Give an exact copy of every entry.

======== EXCERPTED DATA

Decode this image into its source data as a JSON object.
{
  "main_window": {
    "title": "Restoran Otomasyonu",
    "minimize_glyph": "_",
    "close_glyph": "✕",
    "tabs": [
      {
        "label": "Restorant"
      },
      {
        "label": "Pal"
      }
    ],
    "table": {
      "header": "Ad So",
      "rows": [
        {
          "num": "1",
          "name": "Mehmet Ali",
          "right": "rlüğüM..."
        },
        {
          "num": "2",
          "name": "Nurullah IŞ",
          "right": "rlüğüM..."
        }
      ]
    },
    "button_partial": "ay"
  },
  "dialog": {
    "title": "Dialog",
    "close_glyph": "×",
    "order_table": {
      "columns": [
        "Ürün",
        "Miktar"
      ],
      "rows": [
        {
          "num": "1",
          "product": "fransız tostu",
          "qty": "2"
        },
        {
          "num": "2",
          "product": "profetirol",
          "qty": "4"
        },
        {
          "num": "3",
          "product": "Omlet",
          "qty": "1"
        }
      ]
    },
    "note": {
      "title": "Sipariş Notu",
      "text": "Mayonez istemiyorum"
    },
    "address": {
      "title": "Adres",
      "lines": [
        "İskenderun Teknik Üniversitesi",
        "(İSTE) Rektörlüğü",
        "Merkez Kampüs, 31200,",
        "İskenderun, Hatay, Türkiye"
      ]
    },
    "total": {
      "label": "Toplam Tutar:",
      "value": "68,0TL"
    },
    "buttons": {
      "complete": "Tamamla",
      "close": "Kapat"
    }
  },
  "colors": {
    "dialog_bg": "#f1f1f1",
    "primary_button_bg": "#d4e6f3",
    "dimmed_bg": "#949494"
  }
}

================

### YOUR RESPONSE
Decode this image into its source data as a JSON object.
{
  "main_window": {
    "title": "Restoran Otomasyonu",
    "minimize_glyph": "_",
    "close_glyph": "✕",
    "tabs": [
      {
        "label": "Restorant"
      },
      {
        "label": "Pal"
      }
    ],
    "table": {
      "header": "Ad So",
      "rows": [
        {
          "num": "1",
          "name": "Mehmet Ali",
          "right": "rlüğüM..."
        },
        {
          "num": "2",
          "name": "Nurullah IŞ",
          "right": "rlüğüM..."
        }
      ]
    },
    "button_partial": "ay"
  },
  "dialog": {
    "title": "Dialog",
    "close_glyph": "×",
    "order_table": {
      "columns": [
        "Ürün",
        "Miktar"
      ],
      "rows": [
        {
          "num": "1",
          "product": "fransız tostu",
          "qty": "2"
        },
        {
          "num": "2",
          "product": "profetirol",
          "qty": "4"
        },
        {
          "num": "3",
          "product": "Omlet",
          "qty": "1"
        }
      ]
    },
    "note": {
      "title": "Sipariş Notu",
      "text": "Mayonez istemiyorum"
    },
    "address": {
      "title": "Adres",
      "lines": [
        "İskenderun Teknik Üniversitesi",
        "(İSTE) Rektörlüğü",
        "Merkez Kampüs, 31200,",
        "İskenderun, Hatay, Türkiye"
      ]
    },
    "total": {
      "label": "Toplam Tutar:",
      "value": "68,0TL"
    },
    "buttons": {
      "complete": "Tamamla",
      "close": "Kapat"
    }
  },
  "colors": {
    "dialog_bg": "#f1f1f1",
    "primary_button_bg": "#d4e6f3",
    "dimmed_bg": "#949494"
  }
}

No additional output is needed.